MR. OBERG: The unmanned systems can't always replace the services. Although new unmanned systems are being built to supply the space station, to add more rooms to it, there will still be a mix of human and automated probes. This shock is going to make people rethink their ideas, rethink their strategies. Perhaps they will just return to their previous ideas out of habit. Perhaps it will change some minds. I just hope that John and I and forums like this can help contribute to people getting smarter about this very controversial and very dangerous field of human endeavor.
MR. MORALES: That brings me to my final question. I would like to ask each of you, beginning with James Oberg -- most of our listeners here on the Voice of America live in countries where there are no space programs. Can we explain to them why the United States and countries like the U.S. should send men and women into space?
MR. OBERG: Bluntly, in some cases, it's a matter of demonstrating one's own technical capabilities, either for commercial/trade reasons, or sometimes diplomatic pressure or otherwise. It's for inspiring its own people and the world with the possibilities of exploration. Because that sort of inspiration is what we call a non-zero-sum game. That means that everyone can gain from exploration and new technologies. It also has been changing our entire world culture view of our planet and humanity's role in that planet. And that is an issue that affects everybody who breaths this air and walks on the planet.
MR. MORALES: And the last word to you, John Logsdon.
MR. LOGSDON: First of all, for the poorer countries of the world, there are lots of benefits achieved out of space programs -- communications, tele-education, telemedicine, earth observation to manage their territory's scarce resources and help identify the foundations for their development. Humans are a bit of a discretionary expenditure that the richer and the leading societies can afford at this point in their development. I think it is something that has become part of what a leading nation in the 21st century does, particularly the United States with its spirit of exploration, a spirit of pushing frontiers. I think it is committed to having humans in space and that this accident is not going to end that commitment.
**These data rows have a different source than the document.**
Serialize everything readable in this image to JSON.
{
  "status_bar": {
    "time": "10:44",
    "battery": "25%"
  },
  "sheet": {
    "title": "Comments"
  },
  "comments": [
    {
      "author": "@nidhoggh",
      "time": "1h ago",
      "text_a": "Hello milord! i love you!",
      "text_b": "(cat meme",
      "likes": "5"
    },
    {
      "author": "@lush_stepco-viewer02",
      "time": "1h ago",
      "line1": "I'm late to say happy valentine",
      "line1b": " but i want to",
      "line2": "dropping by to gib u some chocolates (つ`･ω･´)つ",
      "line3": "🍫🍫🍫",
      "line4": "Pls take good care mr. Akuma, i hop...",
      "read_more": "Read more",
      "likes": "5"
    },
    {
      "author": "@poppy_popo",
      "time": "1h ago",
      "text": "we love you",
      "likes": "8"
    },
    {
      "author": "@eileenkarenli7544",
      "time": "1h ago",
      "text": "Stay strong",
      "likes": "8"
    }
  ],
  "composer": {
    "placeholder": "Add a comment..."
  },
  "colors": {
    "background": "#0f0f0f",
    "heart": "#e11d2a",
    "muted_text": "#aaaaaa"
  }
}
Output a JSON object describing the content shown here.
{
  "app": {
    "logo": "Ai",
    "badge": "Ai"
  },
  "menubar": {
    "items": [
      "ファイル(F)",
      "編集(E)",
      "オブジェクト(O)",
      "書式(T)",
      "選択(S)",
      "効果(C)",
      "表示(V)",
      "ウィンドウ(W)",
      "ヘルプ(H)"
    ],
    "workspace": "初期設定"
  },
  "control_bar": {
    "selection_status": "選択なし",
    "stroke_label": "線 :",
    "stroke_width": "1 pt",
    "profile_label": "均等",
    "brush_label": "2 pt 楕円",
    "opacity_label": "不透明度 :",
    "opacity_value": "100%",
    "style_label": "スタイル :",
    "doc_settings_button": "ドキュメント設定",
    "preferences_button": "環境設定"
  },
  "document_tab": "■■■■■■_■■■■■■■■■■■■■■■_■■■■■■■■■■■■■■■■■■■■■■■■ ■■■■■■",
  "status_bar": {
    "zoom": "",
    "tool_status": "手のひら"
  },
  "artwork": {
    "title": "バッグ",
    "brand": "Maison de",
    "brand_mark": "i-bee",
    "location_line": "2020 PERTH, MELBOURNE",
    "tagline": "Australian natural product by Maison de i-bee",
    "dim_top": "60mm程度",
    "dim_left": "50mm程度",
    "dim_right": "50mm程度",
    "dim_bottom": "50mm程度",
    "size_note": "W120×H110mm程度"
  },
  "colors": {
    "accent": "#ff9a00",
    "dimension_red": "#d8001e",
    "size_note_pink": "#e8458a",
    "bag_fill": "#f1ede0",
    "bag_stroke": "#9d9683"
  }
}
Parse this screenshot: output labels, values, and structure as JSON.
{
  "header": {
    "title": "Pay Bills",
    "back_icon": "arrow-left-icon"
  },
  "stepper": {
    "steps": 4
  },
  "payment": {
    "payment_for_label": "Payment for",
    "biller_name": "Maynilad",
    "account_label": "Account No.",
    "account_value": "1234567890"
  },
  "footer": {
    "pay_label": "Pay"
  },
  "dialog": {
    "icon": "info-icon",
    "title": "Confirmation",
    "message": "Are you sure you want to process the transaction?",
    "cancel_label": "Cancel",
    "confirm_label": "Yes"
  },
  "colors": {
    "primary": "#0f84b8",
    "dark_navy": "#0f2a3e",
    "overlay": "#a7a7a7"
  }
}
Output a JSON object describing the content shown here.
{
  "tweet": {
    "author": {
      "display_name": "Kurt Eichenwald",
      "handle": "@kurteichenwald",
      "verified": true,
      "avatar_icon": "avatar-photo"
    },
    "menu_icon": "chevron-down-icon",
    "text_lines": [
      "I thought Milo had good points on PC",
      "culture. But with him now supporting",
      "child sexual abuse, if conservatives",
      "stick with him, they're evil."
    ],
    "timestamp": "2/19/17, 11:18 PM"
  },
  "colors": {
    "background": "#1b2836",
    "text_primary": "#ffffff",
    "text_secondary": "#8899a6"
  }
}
MR MORALES: We'll have to leave it there. I would like to thank my guests: space engineer James Oberg and John Logsdon, Director of the Space Policy Institute at The George Washington University.